» **YOUR ASSIGNMENT**: Your answer should be an exact copy of all the entries, free of pictures.

Segment Start: ENTRIES SHOWN

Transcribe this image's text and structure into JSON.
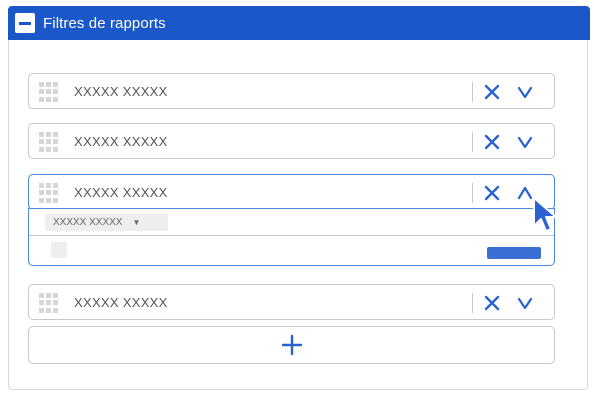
{
  "panel": {
    "title": "Filtres de rapports",
    "collapse_icon": "minus-icon"
  },
  "filters": [
    {
      "label": "XXXXX XXXXX",
      "expanded": false
    },
    {
      "label": "XXXXX XXXXX",
      "expanded": false
    },
    {
      "label": "XXXXX XXXXX",
      "expanded": true
    },
    {
      "label": "XXXXX XXXXX",
      "expanded": false
    }
  ],
  "expanded_filter": {
    "select_value": "XXXXX XXXXX",
    "select_caret": "▼",
    "checkbox_checked": false
  },
  "icons": {
    "drag": "drag-handle-icon",
    "remove": "close-icon",
    "collapsed": "chevron-down-icon",
    "expanded": "chevron-up-icon",
    "add": "plus-icon",
    "cursor": "mouse-pointer-icon"
  },
  "colors": {
    "header": "#1a57c9",
    "accent": "#2a62cf",
    "border": "#c8c8c8",
    "active_border": "#4f86e0"
  }
}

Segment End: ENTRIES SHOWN

» **FINISHED TASK**:
Transcribe this image's text and structure into JSON.
{
  "panel": {
    "title": "Filtres de rapports",
    "collapse_icon": "minus-icon"
  },
  "filters": [
    {
      "label": "XXXXX XXXXX",
      "expanded": false
    },
    {
      "label": "XXXXX XXXXX",
      "expanded": false
    },
    {
      "label": "XXXXX XXXXX",
      "expanded": true
    },
    {
      "label": "XXXXX XXXXX",
      "expanded": false
    }
  ],
  "expanded_filter": {
    "select_value": "XXXXX XXXXX",
    "select_caret": "▼",
    "checkbox_checked": false
  },
  "icons": {
    "drag": "drag-handle-icon",
    "remove": "close-icon",
    "collapsed": "chevron-down-icon",
    "expanded": "chevron-up-icon",
    "add": "plus-icon",
    "cursor": "mouse-pointer-icon"
  },
  "colors": {
    "header": "#1a57c9",
    "accent": "#2a62cf",
    "border": "#c8c8c8",
    "active_border": "#4f86e0"
  }
}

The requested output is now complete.